• Input material

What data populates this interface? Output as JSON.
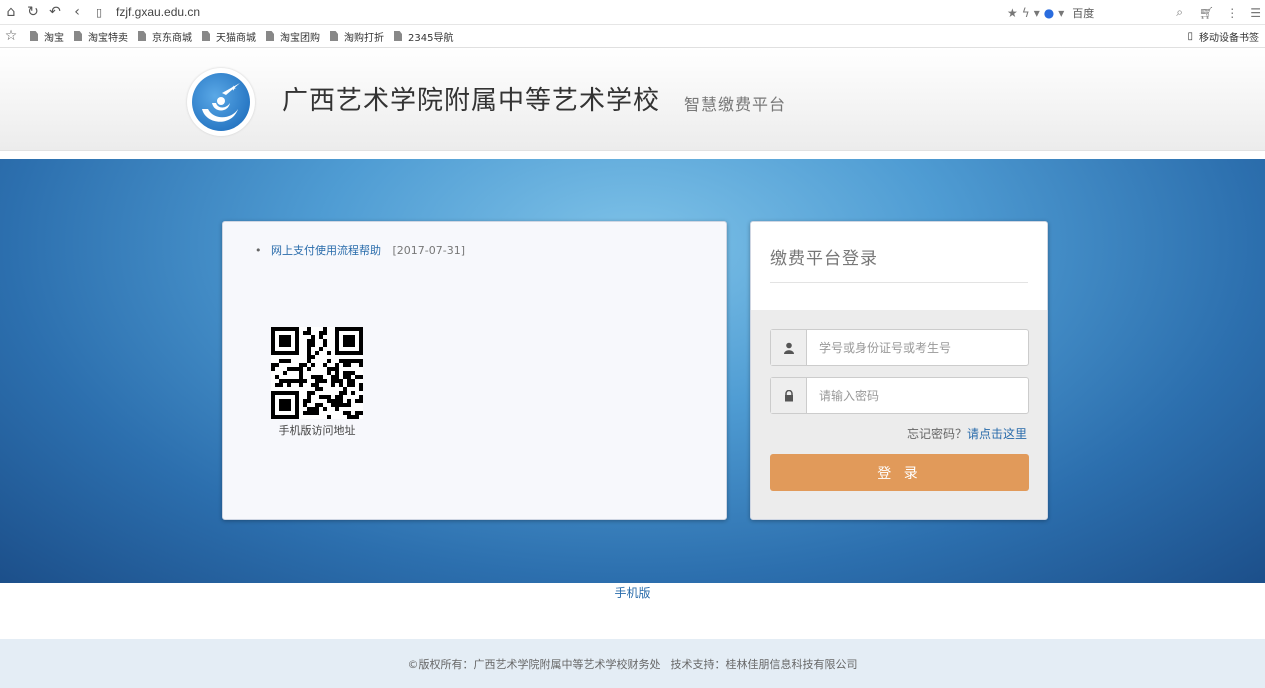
{
  "browser": {
    "url": "fzjf.gxau.edu.cn",
    "search_engine": "百度",
    "bookmarks": [
      "淘宝",
      "淘宝特卖",
      "京东商城",
      "天猫商城",
      "淘宝团购",
      "淘购打折",
      "2345导航"
    ],
    "mobile_bookmarks": "移动设备书签"
  },
  "header": {
    "school_name": "广西艺术学院附属中等艺术学校",
    "platform_name": "智慧缴费平台"
  },
  "news": {
    "items": [
      {
        "title": "网上支付使用流程帮助",
        "date": "[2017-07-31]"
      }
    ],
    "qr_caption": "手机版访问地址"
  },
  "login": {
    "title": "缴费平台登录",
    "username_placeholder": "学号或身份证号或考生号",
    "password_placeholder": "请输入密码",
    "forgot_text": "忘记密码？",
    "forgot_link": "请点击这里",
    "submit_label": "登 录"
  },
  "mobile_version": "手机版",
  "footer": {
    "copyright": "©版权所有：广西艺术学院附属中等艺术学校财务处",
    "support": "技术支持：桂林佳朋信息科技有限公司"
  }
}
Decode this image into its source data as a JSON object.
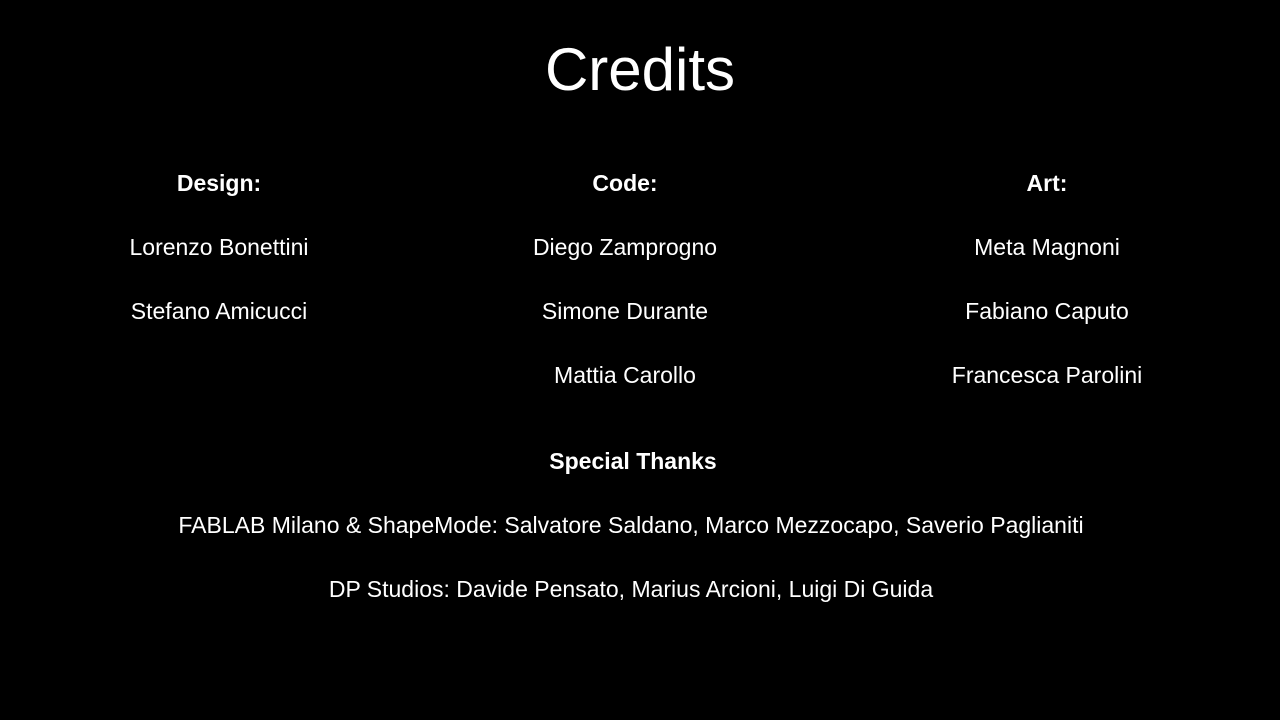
{
  "title": "Credits",
  "columns": {
    "design": {
      "heading": "Design:",
      "names": [
        "Lorenzo Bonettini",
        "Stefano Amicucci"
      ]
    },
    "code": {
      "heading": "Code:",
      "names": [
        "Diego Zamprogno",
        "Simone Durante",
        "Mattia Carollo"
      ]
    },
    "art": {
      "heading": "Art:",
      "names": [
        "Meta Magnoni",
        "Fabiano Caputo",
        "Francesca Parolini"
      ]
    }
  },
  "special_thanks": {
    "heading": "Special Thanks",
    "lines": [
      "FABLAB Milano & ShapeMode: Salvatore Saldano, Marco Mezzocapo, Saverio Paglianiti",
      "DP Studios: Davide Pensato, Marius Arcioni, Luigi Di Guida"
    ]
  }
}
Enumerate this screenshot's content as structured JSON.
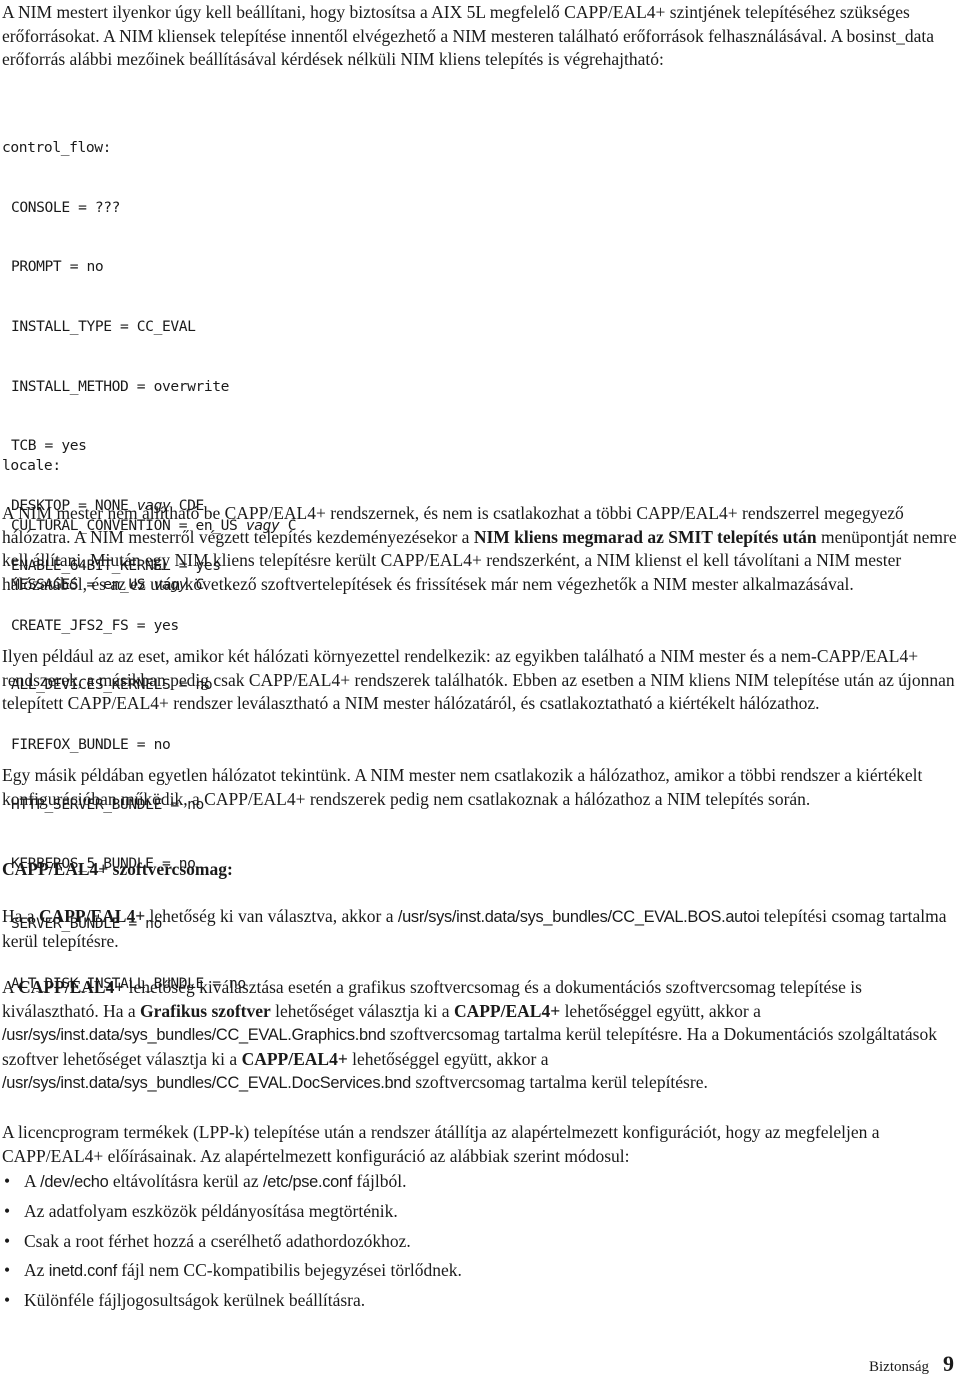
{
  "intro": {
    "text": "A NIM mestert ilyenkor úgy kell beállítani, hogy biztosítsa a AIX 5L megfelelő CAPP/EAL4+ szintjének telepítéséhez szükséges erőforrásokat. A NIM kliensek telepítése innentől elvégezhető a NIM mesteren található erőforrások felhasználásával. A bosinst_data erőforrás alábbi mezőinek beállításával kérdések nélküli NIM kliens telepítés is végrehajtható:"
  },
  "code": {
    "control_flow_header": "control_flow:",
    "control_flow_lines": [
      {
        "text": "CONSOLE = ???"
      },
      {
        "text": "PROMPT = no"
      },
      {
        "text": "INSTALL_TYPE = CC_EVAL"
      },
      {
        "text": "INSTALL_METHOD = overwrite"
      },
      {
        "text": "TCB = yes"
      },
      {
        "pre": "DESKTOP = NONE ",
        "ital": "vagy",
        "post": " CDE"
      },
      {
        "text": "ENABLE_64BIT_KERNEL = yes"
      },
      {
        "text": "CREATE_JFS2_FS = yes"
      },
      {
        "text": "ALL_DEVICES_KERNELS = no"
      },
      {
        "text": "FIREFOX_BUNDLE = no"
      },
      {
        "text": "HTTP_SERVER_BUNDLE = no"
      },
      {
        "text": "KERBEROS_5_BUNDLE = no"
      },
      {
        "text": "SERVER_BUNDLE = no"
      },
      {
        "text": "ALT_DISK_INSTALL_BUNDLE = no"
      }
    ],
    "locale_header": "locale:",
    "locale_lines": [
      {
        "pre": "CULTURAL_CONVENTION = en_US ",
        "ital": "vagy",
        "post": " C"
      },
      {
        "pre": "MESSAGES = en_US ",
        "ital": "vagy",
        "post": " C"
      }
    ]
  },
  "para_nim_master": {
    "t1": "A NIM mester nem állítható be CAPP/EAL4+ rendszernek, és nem is csatlakozhat a többi CAPP/EAL4+ rendszerrel megegyező hálózatra. A NIM mesterről végzett telepítés kezdeményezésekor a ",
    "b1": "NIM kliens megmarad az SMIT telepítés után",
    "t2": " menüpontját nemre kell állítani. Miután egy NIM kliens telepítésre került CAPP/EAL4+ rendszerként, a NIM klienst el kell távolítani a NIM mester hálózatából, és az ez után következő szoftvertelepítések és frissítések már nem végezhetők a NIM mester alkalmazásával."
  },
  "para_example1": {
    "text": "Ilyen például az az eset, amikor két hálózati környezettel rendelkezik: az egyikben található a NIM mester és a nem-CAPP/EAL4+ rendszerek, a másikban pedig csak CAPP/EAL4+ rendszerek találhatók. Ebben az esetben a NIM kliens NIM telepítése után az újonnan telepített CAPP/EAL4+ rendszer leválasztható a NIM mester hálózatáról, és csatlakoztatható a kiértékelt hálózathoz."
  },
  "para_example2": {
    "text": "Egy másik példában egyetlen hálózatot tekintünk. A NIM mester nem csatlakozik a hálózathoz, amikor a többi rendszer a kiértékelt konfigurációban működik, a CAPP/EAL4+ rendszerek pedig nem csatlakoznak a hálózathoz a NIM telepítés során."
  },
  "section_heading": "CAPP/EAL4+ szoftvercsomag:",
  "para_bos": {
    "t1": "Ha a ",
    "b1": "CAPP/EAL4+",
    "t2": " lehetőség ki van választva, akkor a ",
    "path": "/usr/sys/inst.data/sys_bundles/CC_EVAL.BOS.autoi",
    "t3": " telepítési csomag tartalma kerül telepítésre."
  },
  "para_graphics": {
    "t1": "A ",
    "b1": "CAPP/EAL4+",
    "t2": " lehetőség kiválasztása esetén a grafikus szoftvercsomag és a dokumentációs szoftvercsomag telepítése is kiválasztható. Ha a ",
    "b2": "Grafikus szoftver",
    "t3": " lehetőséget választja ki a ",
    "b3": "CAPP/EAL4+",
    "t4": " lehetőséggel együtt, akkor a ",
    "path1": "/usr/sys/inst.data/sys_bundles/CC_EVAL.Graphics.bnd",
    "t5": " szoftvercsomag tartalma kerül telepítésre. Ha a Dokumentációs szolgáltatások szoftver lehetőséget választja ki a ",
    "b4": "CAPP/EAL4+",
    "t6": " lehetőséggel együtt, akkor a ",
    "path2": "/usr/sys/inst.data/sys_bundles/CC_EVAL.DocServices.bnd",
    "t7": " szoftvercsomag tartalma kerül telepítésre."
  },
  "para_lpp": {
    "text": "A licencprogram termékek (LPP-k) telepítése után a rendszer átállítja az alapértelmezett konfigurációt, hogy az megfeleljen a CAPP/EAL4+ előírásainak. Az alapértelmezett konfiguráció az alábbiak szerint módosul:"
  },
  "bullets": {
    "glyph": "•",
    "b0": {
      "t1": "A ",
      "s1": "/dev/echo",
      "t2": " eltávolításra kerül az ",
      "s2": "/etc/pse.conf",
      "t3": " fájlból."
    },
    "b1": {
      "text": "Az adatfolyam eszközök példányosítása megtörténik."
    },
    "b2": {
      "text": "Csak a root férhet hozzá a cserélhető adathordozókhoz."
    },
    "b3": {
      "t1": "Az ",
      "s1": "inetd.conf",
      "t2": " fájl nem CC-kompatibilis bejegyzései törlődnek."
    },
    "b4": {
      "text": "Különféle fájljogosultságok kerülnek beállításra."
    }
  },
  "footer": {
    "section": "Biztonság",
    "page_number": "9"
  }
}
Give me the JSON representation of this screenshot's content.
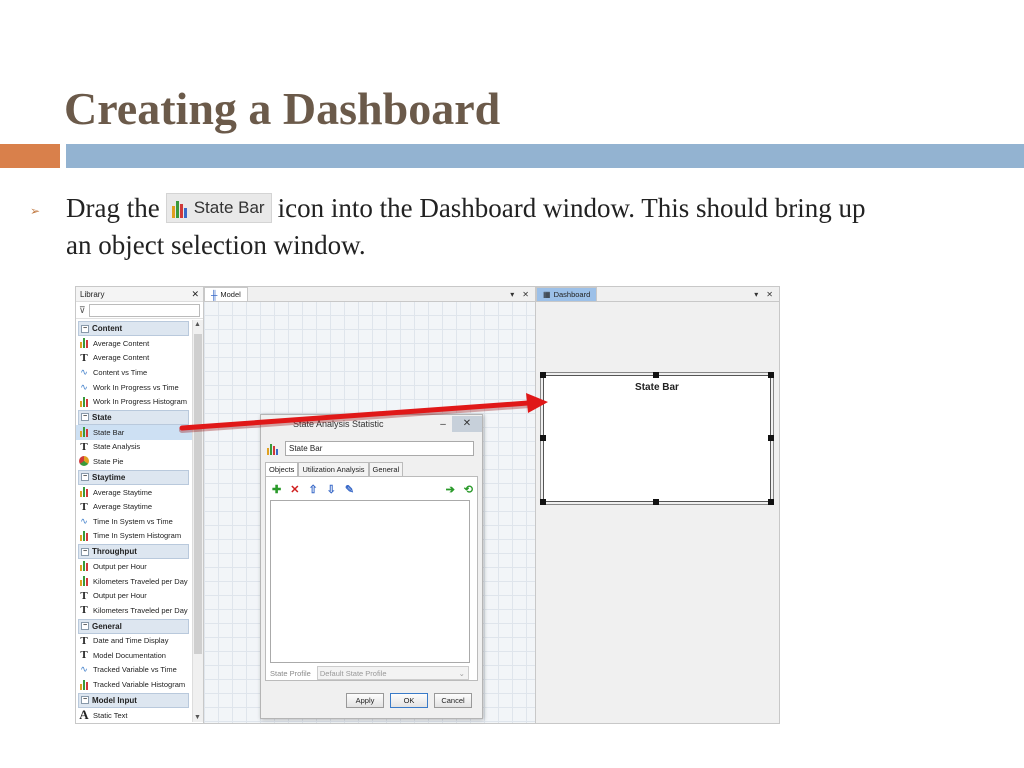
{
  "slide": {
    "title": "Creating a Dashboard",
    "bullet_prefix": "Drag the",
    "bullet_icon_label": "State Bar",
    "bullet_suffix": "icon into the Dashboard window. This should bring up",
    "bullet_line2": "an object selection window."
  },
  "library": {
    "title": "Library",
    "categories": [
      {
        "label": "Content",
        "items": [
          {
            "label": "Average Content",
            "icon": "bar-chart-icon"
          },
          {
            "label": "Average Content",
            "icon": "text-icon"
          },
          {
            "label": "Content vs Time",
            "icon": "line-chart-icon"
          },
          {
            "label": "Work In Progress vs Time",
            "icon": "line-chart-icon"
          },
          {
            "label": "Work In Progress Histogram",
            "icon": "bar-chart-icon"
          }
        ]
      },
      {
        "label": "State",
        "items": [
          {
            "label": "State Bar",
            "icon": "bar-chart-icon"
          },
          {
            "label": "State Analysis",
            "icon": "text-icon"
          },
          {
            "label": "State Pie",
            "icon": "pie-chart-icon"
          }
        ]
      },
      {
        "label": "Staytime",
        "items": [
          {
            "label": "Average Staytime",
            "icon": "bar-chart-icon"
          },
          {
            "label": "Average Staytime",
            "icon": "text-icon"
          },
          {
            "label": "Time In System vs Time",
            "icon": "line-chart-icon"
          },
          {
            "label": "Time In System Histogram",
            "icon": "bar-chart-icon"
          }
        ]
      },
      {
        "label": "Throughput",
        "items": [
          {
            "label": "Output per Hour",
            "icon": "bar-chart-icon"
          },
          {
            "label": "Kilometers Traveled per Day",
            "icon": "bar-chart-icon"
          },
          {
            "label": "Output per Hour",
            "icon": "text-icon"
          },
          {
            "label": "Kilometers Traveled per Day",
            "icon": "text-icon"
          }
        ]
      },
      {
        "label": "General",
        "items": [
          {
            "label": "Date and Time Display",
            "icon": "text-icon"
          },
          {
            "label": "Model Documentation",
            "icon": "text-icon"
          },
          {
            "label": "Tracked Variable vs Time",
            "icon": "line-chart-icon"
          },
          {
            "label": "Tracked Variable Histogram",
            "icon": "bar-chart-icon"
          }
        ]
      },
      {
        "label": "Model Input",
        "items": [
          {
            "label": "Static Text",
            "icon": "static-text-icon"
          }
        ]
      }
    ]
  },
  "model": {
    "tab_label": "Model"
  },
  "dashboard": {
    "tab_label": "Dashboard",
    "widget_title": "State Bar"
  },
  "dialog": {
    "title": "State Analysis Statistic",
    "name_value": "State Bar",
    "tabs": [
      "Objects",
      "Utilization Analysis",
      "General"
    ],
    "state_profile_label": "State Profile",
    "state_profile_value": "Default State Profile",
    "apply": "Apply",
    "ok": "OK",
    "cancel": "Cancel"
  },
  "colors": {
    "title": "#6b5a4a",
    "accent_orange": "#d9804b",
    "accent_blue": "#93b3d1",
    "arrow_red": "#e01818"
  }
}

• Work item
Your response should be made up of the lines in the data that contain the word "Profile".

• Solution below
    "state_profile_label": "State Profile",
    "state_profile_value": "Default State Profile",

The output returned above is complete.